Information provided:
□ □ □ □ □

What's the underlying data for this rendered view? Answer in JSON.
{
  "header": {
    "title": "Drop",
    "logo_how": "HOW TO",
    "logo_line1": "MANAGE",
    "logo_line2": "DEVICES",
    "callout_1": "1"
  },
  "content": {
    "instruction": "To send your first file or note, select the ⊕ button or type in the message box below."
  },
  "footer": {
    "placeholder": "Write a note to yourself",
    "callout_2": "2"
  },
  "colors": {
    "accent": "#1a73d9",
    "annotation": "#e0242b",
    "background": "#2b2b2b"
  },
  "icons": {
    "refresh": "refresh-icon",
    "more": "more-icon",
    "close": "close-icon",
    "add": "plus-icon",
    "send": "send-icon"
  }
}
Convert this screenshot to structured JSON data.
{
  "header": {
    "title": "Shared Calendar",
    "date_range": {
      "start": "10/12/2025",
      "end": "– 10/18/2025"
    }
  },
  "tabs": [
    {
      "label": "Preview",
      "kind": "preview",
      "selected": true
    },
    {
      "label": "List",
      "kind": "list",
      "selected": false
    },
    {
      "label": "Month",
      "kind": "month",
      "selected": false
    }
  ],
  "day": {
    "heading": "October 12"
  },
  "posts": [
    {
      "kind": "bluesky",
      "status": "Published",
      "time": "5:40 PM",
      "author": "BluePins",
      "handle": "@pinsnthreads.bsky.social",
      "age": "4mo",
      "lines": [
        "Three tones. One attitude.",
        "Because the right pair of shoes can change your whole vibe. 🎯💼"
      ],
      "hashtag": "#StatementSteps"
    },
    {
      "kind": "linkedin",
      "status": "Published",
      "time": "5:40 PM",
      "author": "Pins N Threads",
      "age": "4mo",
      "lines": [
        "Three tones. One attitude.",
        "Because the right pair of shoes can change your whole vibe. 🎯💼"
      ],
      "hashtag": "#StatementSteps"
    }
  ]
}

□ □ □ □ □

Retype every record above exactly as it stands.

Exercise answer:
What's the underlying data for this rendered view? Answer in JSON.
{
  "header": {
    "title": "Drop",
    "logo_how": "HOW TO",
    "logo_line1": "MANAGE",
    "logo_line2": "DEVICES",
    "callout_1": "1"
  },
  "content": {
    "instruction": "To send your first file or note, select the ⊕ button or type in the message box below."
  },
  "footer": {
    "placeholder": "Write a note to yourself",
    "callout_2": "2"
  },
  "colors": {
    "accent": "#1a73d9",
    "annotation": "#e0242b",
    "background": "#2b2b2b"
  },
  "icons": {
    "refresh": "refresh-icon",
    "more": "more-icon",
    "close": "close-icon",
    "add": "plus-icon",
    "send": "send-icon"
  }
}
Convert this screenshot to structured JSON data.
{
  "header": {
    "title": "Shared Calendar",
    "date_range": {
      "start": "10/12/2025",
      "end": "– 10/18/2025"
    }
  },
  "tabs": [
    {
      "label": "Preview",
      "kind": "preview",
      "selected": true
    },
    {
      "label": "List",
      "kind": "list",
      "selected": false
    },
    {
      "label": "Month",
      "kind": "month",
      "selected": false
    }
  ],
  "day": {
    "heading": "October 12"
  },
  "posts": [
    {
      "kind": "bluesky",
      "status": "Published",
      "time": "5:40 PM",
      "author": "BluePins",
      "handle": "@pinsnthreads.bsky.social",
      "age": "4mo",
      "lines": [
        "Three tones. One attitude.",
        "Because the right pair of shoes can change your whole vibe. 🎯💼"
      ],
      "hashtag": "#StatementSteps"
    },
    {
      "kind": "linkedin",
      "status": "Published",
      "time": "5:40 PM",
      "author": "Pins N Threads",
      "age": "4mo",
      "lines": [
        "Three tones. One attitude.",
        "Because the right pair of shoes can change your whole vibe. 🎯💼"
      ],
      "hashtag": "#StatementSteps"
    }
  ]
}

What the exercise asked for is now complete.